Centering Black Women's Issues & Leadership
Trust Black Women
SisterSong created the national Trust Black Women partnership in 2010, when racist and sexist anti-abortion billboards actually accused black women of genocide for obtaining abortions – as if the oppression of black people should relegate black women to breeding machines with no right to make personal choices about family creation. SisterSong responded by convening a partnership of black-women-led organizations to form Trust Black Women, and in our first year, we defeated both the billboards and a concomitant bill to restrict abortion.
Today, SisterSong is building the national Trust Black Women partnership to be even bigger and bolder. Black-women-led organization members and individual black women members across the US are working together to transform how the country views and treats black women. We are using powerful communications and events to eradicate stereotype and uplift black women’s voices. We are training black women to be media spokespeople, and mobilizing black women and allies in national organizing for black women’s rights. We are connecting black women with holistic self-care techniques and resources, and building grassroots community. Joining forces with the Movement for Black Lives, we are spotlighting and addressing all of the intersecting oppressions in black women’s lives, and showing the country that we will be heard, that Black Lives Matter, and that it is past time for the US to honor and Trust Black Women to lead our own free lives.
Black Mamas Matter
The US is the only technologically advanced nation where maternal mortality is actually rising. The reason? Too many low income women and women of color can’t access quality healthcare. Southern black women face the greatest danger. Black women are 3-4 times more likely to die from pregnancy-related causes than white women.1 In some Mississippi counties, black women are more likely to die in childbirth than women in Sub-Saharan Africa,2 and Texas now has the highest maternal mortality rate in the “developed” world.3
SisterSong, the Center for Reproductive Rights, and National Latina Institute for Reproductive Health wrote a shadow report bringing this dire issue directly to the United Nations Committee on the Elimination of Racial Discrimination, and they adopted all of our recommendations.

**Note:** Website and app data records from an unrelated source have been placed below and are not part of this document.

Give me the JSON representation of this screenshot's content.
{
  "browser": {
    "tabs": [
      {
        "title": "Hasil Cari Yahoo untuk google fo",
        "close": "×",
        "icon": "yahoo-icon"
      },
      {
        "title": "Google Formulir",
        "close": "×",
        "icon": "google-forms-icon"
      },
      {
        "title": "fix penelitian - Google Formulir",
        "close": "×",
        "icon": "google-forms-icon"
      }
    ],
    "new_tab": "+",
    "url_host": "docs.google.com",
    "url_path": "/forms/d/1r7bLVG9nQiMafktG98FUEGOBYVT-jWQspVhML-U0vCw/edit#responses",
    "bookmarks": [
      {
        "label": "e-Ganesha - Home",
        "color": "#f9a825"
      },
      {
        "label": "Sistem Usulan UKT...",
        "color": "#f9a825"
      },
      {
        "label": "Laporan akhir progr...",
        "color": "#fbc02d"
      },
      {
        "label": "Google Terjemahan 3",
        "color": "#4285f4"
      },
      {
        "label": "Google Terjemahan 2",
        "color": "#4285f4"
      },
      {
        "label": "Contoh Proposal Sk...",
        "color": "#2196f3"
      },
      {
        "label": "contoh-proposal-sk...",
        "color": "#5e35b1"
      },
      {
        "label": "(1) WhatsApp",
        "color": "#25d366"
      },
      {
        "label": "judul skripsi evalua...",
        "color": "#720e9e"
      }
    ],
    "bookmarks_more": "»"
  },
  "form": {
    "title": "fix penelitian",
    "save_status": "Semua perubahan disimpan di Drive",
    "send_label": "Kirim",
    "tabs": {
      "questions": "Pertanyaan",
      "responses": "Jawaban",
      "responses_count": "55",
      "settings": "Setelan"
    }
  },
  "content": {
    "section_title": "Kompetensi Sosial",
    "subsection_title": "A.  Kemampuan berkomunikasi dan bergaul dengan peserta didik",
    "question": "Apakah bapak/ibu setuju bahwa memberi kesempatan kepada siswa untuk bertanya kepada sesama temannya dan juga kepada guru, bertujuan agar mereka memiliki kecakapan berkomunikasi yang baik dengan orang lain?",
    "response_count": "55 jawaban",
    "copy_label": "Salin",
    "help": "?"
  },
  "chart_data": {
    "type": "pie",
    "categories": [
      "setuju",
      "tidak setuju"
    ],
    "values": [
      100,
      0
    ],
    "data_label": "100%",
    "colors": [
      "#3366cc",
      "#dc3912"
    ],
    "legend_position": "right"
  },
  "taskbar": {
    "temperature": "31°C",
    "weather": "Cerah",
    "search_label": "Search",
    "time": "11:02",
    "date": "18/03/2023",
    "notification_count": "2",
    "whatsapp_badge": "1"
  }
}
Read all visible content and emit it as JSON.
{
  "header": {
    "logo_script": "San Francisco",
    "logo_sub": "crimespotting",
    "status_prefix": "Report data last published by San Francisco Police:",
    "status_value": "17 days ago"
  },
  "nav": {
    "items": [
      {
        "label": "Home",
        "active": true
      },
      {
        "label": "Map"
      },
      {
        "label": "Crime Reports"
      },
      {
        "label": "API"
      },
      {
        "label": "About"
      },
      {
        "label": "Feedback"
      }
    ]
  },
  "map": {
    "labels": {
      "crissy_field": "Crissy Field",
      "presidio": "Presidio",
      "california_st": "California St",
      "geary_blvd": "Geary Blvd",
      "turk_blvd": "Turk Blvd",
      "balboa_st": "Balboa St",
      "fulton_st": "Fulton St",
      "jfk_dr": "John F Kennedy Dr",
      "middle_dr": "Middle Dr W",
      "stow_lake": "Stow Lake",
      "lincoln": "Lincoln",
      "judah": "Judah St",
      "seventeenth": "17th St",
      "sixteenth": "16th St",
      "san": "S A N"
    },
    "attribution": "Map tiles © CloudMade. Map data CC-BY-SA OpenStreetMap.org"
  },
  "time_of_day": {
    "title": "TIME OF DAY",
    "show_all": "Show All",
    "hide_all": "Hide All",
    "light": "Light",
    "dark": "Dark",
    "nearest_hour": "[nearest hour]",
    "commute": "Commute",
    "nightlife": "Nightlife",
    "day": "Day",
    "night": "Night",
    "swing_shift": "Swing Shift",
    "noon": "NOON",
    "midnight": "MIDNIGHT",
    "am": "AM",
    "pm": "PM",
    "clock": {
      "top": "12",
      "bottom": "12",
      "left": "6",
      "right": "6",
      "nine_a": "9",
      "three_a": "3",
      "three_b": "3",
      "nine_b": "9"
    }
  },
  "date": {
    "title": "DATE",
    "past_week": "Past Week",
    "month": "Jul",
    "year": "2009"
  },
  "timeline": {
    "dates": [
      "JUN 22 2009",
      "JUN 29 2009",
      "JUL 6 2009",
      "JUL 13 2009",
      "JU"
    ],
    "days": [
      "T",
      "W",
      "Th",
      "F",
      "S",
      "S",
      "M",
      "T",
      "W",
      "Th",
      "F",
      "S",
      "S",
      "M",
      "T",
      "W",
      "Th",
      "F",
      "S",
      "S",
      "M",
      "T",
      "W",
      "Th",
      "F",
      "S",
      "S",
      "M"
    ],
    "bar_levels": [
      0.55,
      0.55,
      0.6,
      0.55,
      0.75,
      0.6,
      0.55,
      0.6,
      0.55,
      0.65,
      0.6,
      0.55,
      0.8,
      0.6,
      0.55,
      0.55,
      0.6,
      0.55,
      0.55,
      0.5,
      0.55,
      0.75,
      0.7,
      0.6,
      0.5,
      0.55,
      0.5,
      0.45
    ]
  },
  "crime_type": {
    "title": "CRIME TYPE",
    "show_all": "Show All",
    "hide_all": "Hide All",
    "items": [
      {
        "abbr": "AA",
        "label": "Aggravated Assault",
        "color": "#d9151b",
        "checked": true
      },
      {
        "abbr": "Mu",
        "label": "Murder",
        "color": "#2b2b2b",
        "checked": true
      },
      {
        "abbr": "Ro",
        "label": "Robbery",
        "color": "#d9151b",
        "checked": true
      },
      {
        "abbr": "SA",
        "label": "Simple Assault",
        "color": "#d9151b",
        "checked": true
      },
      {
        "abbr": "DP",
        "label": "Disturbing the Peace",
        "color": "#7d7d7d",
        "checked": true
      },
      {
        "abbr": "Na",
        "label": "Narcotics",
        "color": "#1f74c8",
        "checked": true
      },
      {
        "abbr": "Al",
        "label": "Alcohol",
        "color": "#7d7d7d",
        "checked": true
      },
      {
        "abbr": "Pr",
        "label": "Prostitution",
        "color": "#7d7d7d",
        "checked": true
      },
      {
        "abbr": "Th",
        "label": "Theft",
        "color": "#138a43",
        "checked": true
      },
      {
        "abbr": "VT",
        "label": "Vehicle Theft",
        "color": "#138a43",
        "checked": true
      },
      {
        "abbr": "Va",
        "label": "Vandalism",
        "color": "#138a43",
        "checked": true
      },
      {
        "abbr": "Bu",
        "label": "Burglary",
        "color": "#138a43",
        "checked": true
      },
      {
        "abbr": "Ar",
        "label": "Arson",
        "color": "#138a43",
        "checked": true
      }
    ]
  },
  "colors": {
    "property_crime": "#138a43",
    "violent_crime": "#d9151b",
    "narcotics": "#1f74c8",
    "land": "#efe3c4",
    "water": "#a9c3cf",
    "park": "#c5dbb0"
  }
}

SisterSong and the Center for Reproductive Rights now co-lead Black Mamas Matter, a collaboration of Southern black women’s organizations and individual black women leaders who are raising awareness and recruiting activists and organizations to join us in pushing for policy changes like Medicaid expansion, which can help keep Southern black women safe.
To join our work, please download the Black Mamas Matter toolkit on the Center for Reproductive Rights website, and contact us for any questions or to join our planning group.
1 Centers for Disease Control and Prevention, Pregnancy Mortality Surveillance System; Tucker MJ, Berg CJ, Callaghan WM, Hsia J. The black–white disparity in pregnancy-related mortality from 5 conditions: differences in prevalence and case-fatality rates. Am J Pub Health. 2007;97:247–251.
Organizing for Southern Women of Color
SisterSong mobilizes a vast base of supporters in rapid response organizing to protect the rights of women of color and other marginalized women and trans* people in the South. We organize huge marches, rallies, petitions, and social media campaigns that attract the attention of key decision-makers and the media. Issues include abortion and contraception access, the criminalization of women of color for miscarriage, abortion, or protecting their families, and more.